Tapping into the Rhythm of Winter
Winter focused foods and other tips for staying upbeat and healthy throughout the winter months
By YogaSpace Clinic Naturopathic Doctor, Meghan Bauer
There is no changing the natural rhythm of winter (for now at least). It is long, dark and cold, and it is not surprising that year after year our health reflects this. Increased anxiety, depression, unhealthy weight gain, continuous, long lasting colds and numerous other stress and cold related concerns are common place for many Canadians.
Aside from activities involving ice, could there be something advantageous to the cycle of winter that we could tap into; and are there ways to support this natural cycle?
Here are a few tips for re-framing the winter deep freeze and keeping you healthy and upbeat throughout it.

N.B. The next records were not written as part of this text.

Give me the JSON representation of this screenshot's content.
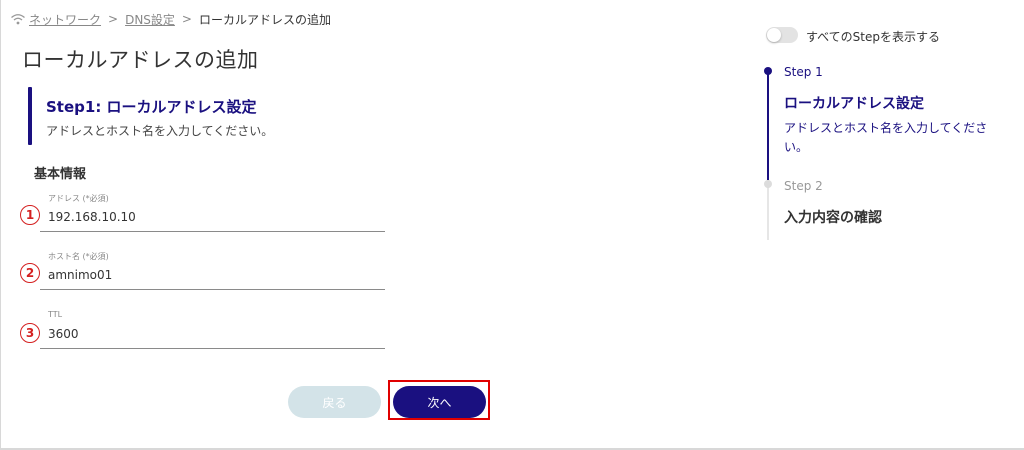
{
  "breadcrumb": {
    "home_icon": "wifi-icon",
    "items": [
      "ネットワーク",
      "DNS設定",
      "ローカルアドレスの追加"
    ],
    "separator": ">"
  },
  "page": {
    "title": "ローカルアドレスの追加"
  },
  "step": {
    "title": "Step1: ローカルアドレス設定",
    "description": "アドレスとホスト名を入力してください。"
  },
  "section": {
    "title": "基本情報"
  },
  "fields": [
    {
      "marker": "1",
      "label": "アドレス (*必須)",
      "value": "192.168.10.10"
    },
    {
      "marker": "2",
      "label": "ホスト名 (*必須)",
      "value": "amnimo01"
    },
    {
      "marker": "3",
      "label": "TTL",
      "value": "3600"
    }
  ],
  "buttons": {
    "back": "戻る",
    "next": "次へ"
  },
  "sidebar": {
    "toggle_label": "すべてのStepを表示する",
    "toggle_on": false,
    "steps": [
      {
        "label": "Step 1",
        "title": "ローカルアドレス設定",
        "description": "アドレスとホスト名を入力してください。",
        "active": true
      },
      {
        "label": "Step 2",
        "title": "入力内容の確認",
        "active": false
      }
    ]
  },
  "colors": {
    "accent": "#1a1080",
    "highlight": "#e00000",
    "annotation": "#d42020",
    "back_button": "#d3e3e8"
  }
}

Consider a purpose to the winter months; could there be a reason/challenge to why you have chosen to live in such a chilly place?

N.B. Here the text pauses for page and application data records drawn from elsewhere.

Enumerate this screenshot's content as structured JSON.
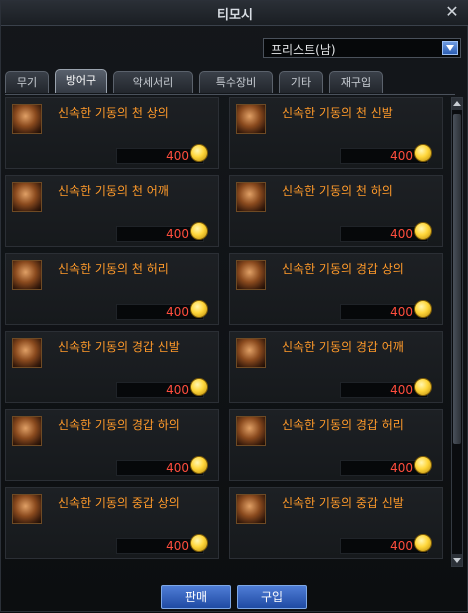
{
  "window": {
    "title": "티모시",
    "close_symbol": "✕"
  },
  "filter": {
    "selected": "프리스트(남)"
  },
  "tabs": [
    {
      "label": "무기",
      "active": false
    },
    {
      "label": "방어구",
      "active": true
    },
    {
      "label": "악세서리",
      "active": false
    },
    {
      "label": "특수장비",
      "active": false
    },
    {
      "label": "기타",
      "active": false
    },
    {
      "label": "재구입",
      "active": false
    }
  ],
  "items": [
    {
      "name": "신속한 기동의 천 상의",
      "price": "400",
      "icon": "cloth-top-armor-icon"
    },
    {
      "name": "신속한 기동의 천 신발",
      "price": "400",
      "icon": "cloth-shoes-armor-icon"
    },
    {
      "name": "신속한 기동의 천 어깨",
      "price": "400",
      "icon": "cloth-shoulder-armor-icon"
    },
    {
      "name": "신속한 기동의 천 하의",
      "price": "400",
      "icon": "cloth-pants-armor-icon"
    },
    {
      "name": "신속한 기동의 천 허리",
      "price": "400",
      "icon": "cloth-belt-armor-icon"
    },
    {
      "name": "신속한 기동의 경갑 상의",
      "price": "400",
      "icon": "light-top-armor-icon"
    },
    {
      "name": "신속한 기동의 경갑 신발",
      "price": "400",
      "icon": "light-shoes-armor-icon"
    },
    {
      "name": "신속한 기동의 경갑 어깨",
      "price": "400",
      "icon": "light-shoulder-armor-icon"
    },
    {
      "name": "신속한 기동의 경갑 하의",
      "price": "400",
      "icon": "light-pants-armor-icon"
    },
    {
      "name": "신속한 기동의 경갑 허리",
      "price": "400",
      "icon": "light-belt-armor-icon"
    },
    {
      "name": "신속한 기동의 중갑 상의",
      "price": "400",
      "icon": "heavy-top-armor-icon"
    },
    {
      "name": "신속한 기동의 중갑 신발",
      "price": "400",
      "icon": "heavy-shoes-armor-icon"
    }
  ],
  "currency_icon": "gold-coin-icon",
  "buttons": {
    "sell": "판매",
    "buy": "구입"
  },
  "colors": {
    "item_name": "#ff9a2a",
    "price": "#ff4d3d",
    "button": "#2f5fc0"
  }
}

Winter is the end of all seasons. Take the winter months as your inward and reflective months of the year. Try a new activity or hobby to support this phase; (knitting, building a family tree, exploring a new musical genre).
In Traditional Chinese Medicine, (TCM), to unify with winter, one must emphasize the yin principle to become more receptive, introspective, and storage oriented; "one cools the surface of the body and warms the body's core. Cold and darkness drive one to seek inner warmth."
Winter is supported by the water element and thus the kidneys are the organs most affected by wintertime. "The forces of winter create cold in Heaven and water on Earth. They create the kidney organ and the bones within the body…the emotion fear, and the ability to make a groaning sound."
Warm hearty soups, whole grains, and roasted nuts support the water element. Dried foods, small dark beans, seaweeds, and steamed winter greens fortify the kidneys in the winter. Cook foods longer, at lower temperatures and with less water.
Bitter and salty foods are appropriate for winter since they promote a sinking, centering quality which heightens the capacity for storage. It is said in TCM that the bitter flavour has the capacity to 'enter the heart'. Small regular amounts of bitter foods in winter nurture deep inner experiences and preserve joy in the heart. Bitter foods include; lettuce, watercress, endive, turnip, celery, asparagus, alfalfa, rye, oats, quinoa, and amaranth. Salty foods include; miso, soy sauce, seaweeds, salt, millet, barley. However, use salt with care as an excess will weaken the water element.
Focus on rest and nurturing your inner warmth; baths, essential oils, warming foods, and yes, slower more inward focused exercise like yoga.